The other day I came across an interesting article in The Guardian. It was titled, rather unorthodoxly: “Old economics is based on false ‘laws of physics’ – new economics can save us”.
Its author, Kate Raworth, writer of the “Doughnut Economics – Seven Ways to Think Like a 21st Century Economist” book, has received a fair amount of praise for the plasticity of her thinking and her ability to flip traditional points of view.
Starting from a reflection around raising inequality in the world’s most prosperous economies and the gigantic –and growing– overall ecological footprint, Raworth goes on to argue that many predecessors betrayed themselves in their quest to formulate physics-like laws to govern the discipline or economics.
She takes a shot at related ‘laws’, named after economists like Kuznets, or Grossman and Krueger, to conclude that there is one appealing notion ripe for ditching: that as a natural consequence of economic growth things will get worse but then they will necessarily get better.
Reading the article I connected the dots with the brilliant latest book from Michael Lewis: “The Undoing Project”. A captivating account of the fruitful, and at times tormentous, lifelong relationship between two astonishing minds: those belonging to (Nobel Prize laureate) Daniel Kahneman and (prematurely deceased) Amos Tversky.
Kahneman and Tversky flipped perspectives too around the very core of classical economic theory, and specially the rationality and utility assumptions. Their relentless effort to study the human mind in practice, focusing on judgment and decision-making errors, shed brand new light on how economists view their profession and understood the basic methodological tools at their disposal.

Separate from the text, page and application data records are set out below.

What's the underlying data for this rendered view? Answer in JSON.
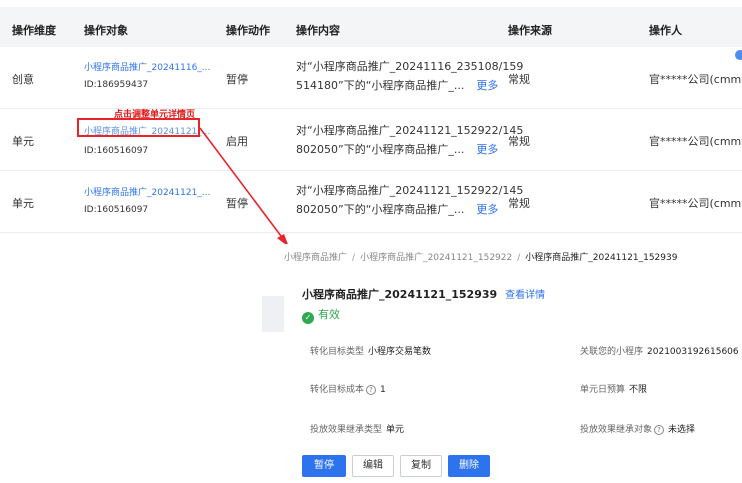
{
  "table": {
    "headers": [
      "操作维度",
      "操作对象",
      "操作动作",
      "操作内容",
      "操作来源",
      "操作人"
    ],
    "rows": [
      {
        "dimension": "创意",
        "object_name": "小程序商品推广_20241116_...",
        "object_id": "ID:186959437",
        "action": "暂停",
        "content_line1": "对“小程序商品推广_20241116_235108/159",
        "content_line2": "514180”下的“小程序商品推广_...",
        "more": "更多",
        "source": "常规",
        "operator": "官*****公司(cmmvh"
      },
      {
        "dimension": "单元",
        "object_name": "小程序商品推广_20241121_...",
        "object_id": "ID:160516097",
        "action": "启用",
        "content_line1": "对“小程序商品推广_20241121_152922/145",
        "content_line2": "802050”下的“小程序商品推广_...",
        "more": "更多",
        "source": "常规",
        "operator": "官*****公司(cmmvh"
      },
      {
        "dimension": "单元",
        "object_name": "小程序商品推广_20241121_...",
        "object_id": "ID:160516097",
        "action": "暂停",
        "content_line1": "对“小程序商品推广_20241121_152922/145",
        "content_line2": "802050”下的“小程序商品推广_...",
        "more": "更多",
        "source": "常规",
        "operator": "官*****公司(cmmvh"
      }
    ]
  },
  "annotation": {
    "text": "点击调整单元详情页",
    "color": "#e8242a"
  },
  "detail": {
    "breadcrumb": [
      "小程序商品推广",
      "小程序商品推广_20241121_152922",
      "小程序商品推广_20241121_152939"
    ],
    "breadcrumb_sep": "/",
    "title": "小程序商品推广_20241121_152939",
    "title_link": "查看详情",
    "status": "有效",
    "fields": {
      "conv_type_label": "转化目标类型",
      "conv_type_value": "小程序交易笔数",
      "mini_program_label": "关联您的小程序",
      "mini_program_value": "2021003192615606",
      "conv_cost_label": "转化目标成本",
      "conv_cost_value": "1",
      "daily_budget_label": "单元日预算",
      "daily_budget_value": "不限",
      "inherit_type_label": "投放效果继承类型",
      "inherit_type_value": "单元",
      "inherit_target_label": "投放效果继承对象",
      "inherit_target_value": "未选择"
    },
    "buttons": {
      "pause": "暂停",
      "edit": "编辑",
      "copy": "复制",
      "delete": "删除"
    }
  },
  "colors": {
    "link": "#2d73ee",
    "success": "#2fa84f",
    "header_bg": "#f4f5f7"
  }
}
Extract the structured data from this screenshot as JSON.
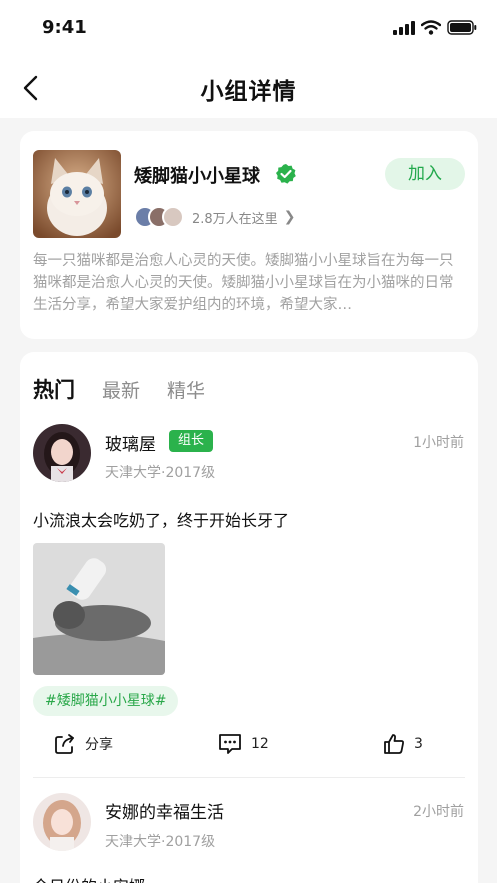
{
  "status_bar": {
    "time": "9:41"
  },
  "nav": {
    "title": "小组详情"
  },
  "group": {
    "name": "矮脚猫小小星球",
    "join_label": "加入",
    "member_count": "2.8万人在这里",
    "description": "每一只猫咪都是治愈人心灵的天使。矮脚猫小小星球旨在为每一只猫咪都是治愈人心灵的天使。矮脚猫小小星球旨在为小猫咪的日常生活分享，希望大家爱护组内的环境，希望大家…"
  },
  "tabs": [
    {
      "label": "热门",
      "active": true
    },
    {
      "label": "最新",
      "active": false
    },
    {
      "label": "精华",
      "active": false
    }
  ],
  "posts": [
    {
      "author": "玻璃屋",
      "badge": "组长",
      "meta": "天津大学·2017级",
      "time": "1小时前",
      "text": "小流浪太会吃奶了，终于开始长牙了",
      "tag": "#矮脚猫小小星球#",
      "share_label": "分享",
      "comments": "12",
      "likes": "3"
    },
    {
      "author": "安娜的幸福生活",
      "meta": "天津大学·2017级",
      "time": "2小时前",
      "text": "今日份的小安娜"
    }
  ],
  "colors": {
    "accent": "#2bb24c",
    "accent_light": "#e3f6e8",
    "background": "#f5f5f5"
  },
  "icons": [
    "back-arrow-icon",
    "signal-icon",
    "wifi-icon",
    "battery-icon",
    "verified-check-icon",
    "chevron-right-icon",
    "share-icon",
    "comment-icon",
    "thumbs-up-icon"
  ]
}
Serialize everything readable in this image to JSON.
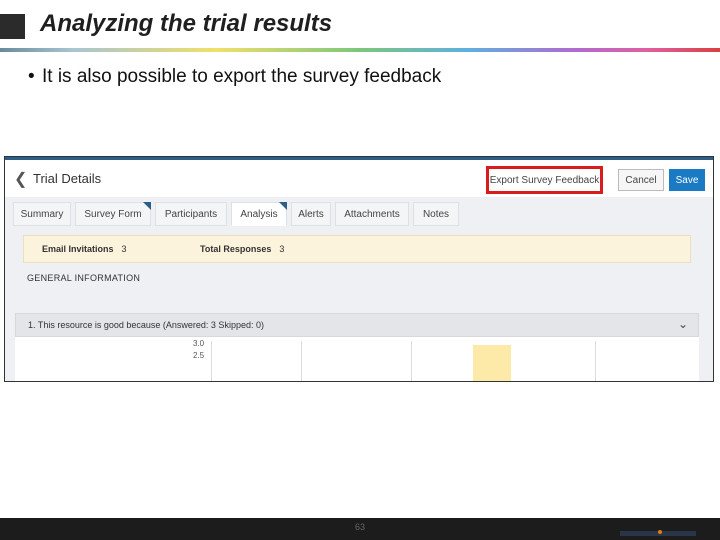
{
  "slide": {
    "title": "Analyzing the trial results",
    "bullet": "It is also possible to export the survey feedback",
    "page_number": "63"
  },
  "app": {
    "back_glyph": "❮",
    "page_title": "Trial Details",
    "buttons": {
      "export": "Export Survey Feedback",
      "cancel": "Cancel",
      "save": "Save"
    },
    "tabs": [
      {
        "label": "Summary"
      },
      {
        "label": "Survey Form"
      },
      {
        "label": "Participants"
      },
      {
        "label": "Analysis"
      },
      {
        "label": "Alerts"
      },
      {
        "label": "Attachments"
      },
      {
        "label": "Notes"
      }
    ],
    "active_tab": "Analysis",
    "info": {
      "email_label": "Email Invitations",
      "email_value": "3",
      "responses_label": "Total Responses",
      "responses_value": "3"
    },
    "section_title": "GENERAL INFORMATION",
    "question": "1. This resource is good because (Answered: 3 Skipped: 0)",
    "chevron_glyph": "⌄",
    "chart_ticks": [
      "3.0",
      "2.5"
    ]
  },
  "colors": {
    "accent": "#2b5f8a",
    "highlight_box": "#d81c1c",
    "save_button": "#1a7bc4",
    "info_bar": "#fbf3dc",
    "chart_bar": "#fde9a8"
  }
}
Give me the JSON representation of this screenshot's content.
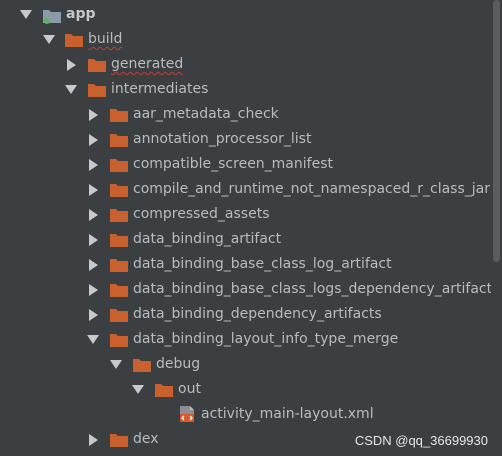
{
  "tree": {
    "root": {
      "label": "app"
    },
    "build": {
      "label": "build"
    },
    "generated": {
      "label": "generated"
    },
    "intermediates": {
      "label": "intermediates"
    },
    "intermediate_items": [
      {
        "label": "aar_metadata_check"
      },
      {
        "label": "annotation_processor_list"
      },
      {
        "label": "compatible_screen_manifest"
      },
      {
        "label": "compile_and_runtime_not_namespaced_r_class_jar"
      },
      {
        "label": "compressed_assets"
      },
      {
        "label": "data_binding_artifact"
      },
      {
        "label": "data_binding_base_class_log_artifact"
      },
      {
        "label": "data_binding_base_class_logs_dependency_artifacts"
      },
      {
        "label": "data_binding_dependency_artifacts"
      },
      {
        "label": "data_binding_layout_info_type_merge"
      }
    ],
    "debug": {
      "label": "debug"
    },
    "out": {
      "label": "out"
    },
    "file": {
      "label": "activity_main-layout.xml"
    },
    "dex": {
      "label": "dex"
    }
  },
  "colors": {
    "background": "#3c3f41",
    "folder": "#c9612f",
    "text": "#bbbbbb",
    "arrow": "#c7c9cc"
  },
  "watermark": "CSDN @qq_36699930"
}
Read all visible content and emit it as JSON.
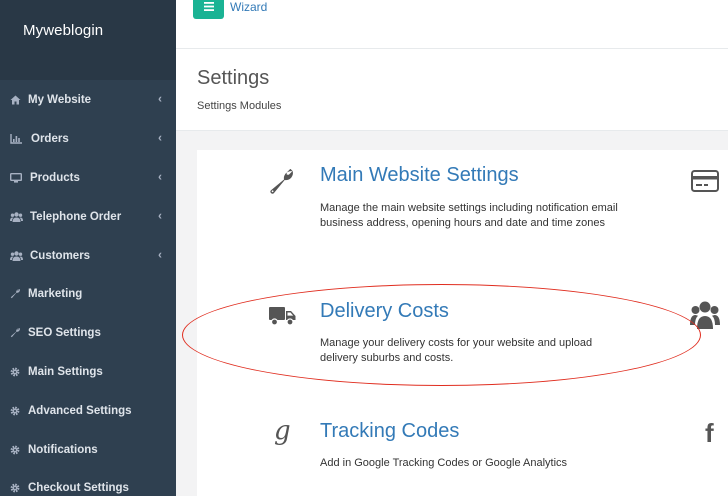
{
  "sidebar": {
    "brand": "Myweblogin",
    "items": [
      {
        "label": "My Website",
        "icon": "home-icon",
        "has_submenu": true
      },
      {
        "label": "Orders",
        "icon": "bar-chart-icon",
        "has_submenu": true
      },
      {
        "label": "Products",
        "icon": "desktop-icon",
        "has_submenu": true
      },
      {
        "label": "Telephone Order",
        "icon": "users-icon",
        "has_submenu": true
      },
      {
        "label": "Customers",
        "icon": "users-icon",
        "has_submenu": true
      },
      {
        "label": "Marketing",
        "icon": "wrench-icon",
        "has_submenu": false
      },
      {
        "label": "SEO Settings",
        "icon": "wrench-icon",
        "has_submenu": false
      },
      {
        "label": "Main Settings",
        "icon": "gear-icon",
        "has_submenu": false
      },
      {
        "label": "Advanced Settings",
        "icon": "gear-icon",
        "has_submenu": false
      },
      {
        "label": "Notifications",
        "icon": "gear-icon",
        "has_submenu": false
      },
      {
        "label": "Checkout Settings",
        "icon": "gear-icon",
        "has_submenu": false
      }
    ]
  },
  "topbar": {
    "wizard_label": "Wizard",
    "accent_color": "#1ab394"
  },
  "header": {
    "title": "Settings",
    "subtitle": "Settings Modules"
  },
  "modules": [
    {
      "title": "Main Website Settings",
      "description": "Manage the main website settings including notification email business address, opening hours and date and time zones",
      "icon": "wrench-icon"
    },
    {
      "title": "Delivery Costs",
      "description": "Manage your delivery costs for your website and upload delivery suburbs and costs.",
      "icon": "truck-icon"
    },
    {
      "title": "Tracking Codes",
      "description": "Add in Google Tracking Codes or Google Analytics",
      "icon": "google-icon",
      "icon_glyph": "g"
    }
  ],
  "side_icons": [
    "credit-card-icon",
    "users-icon",
    "facebook-icon"
  ],
  "side_glyph_facebook": "f",
  "annotation_color": "#e02d1f"
}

With their obvious differences, the double notion of shamelessly recognizing complexity and subsequently embracing experimentation join these two remarkable bodies of work at the hip.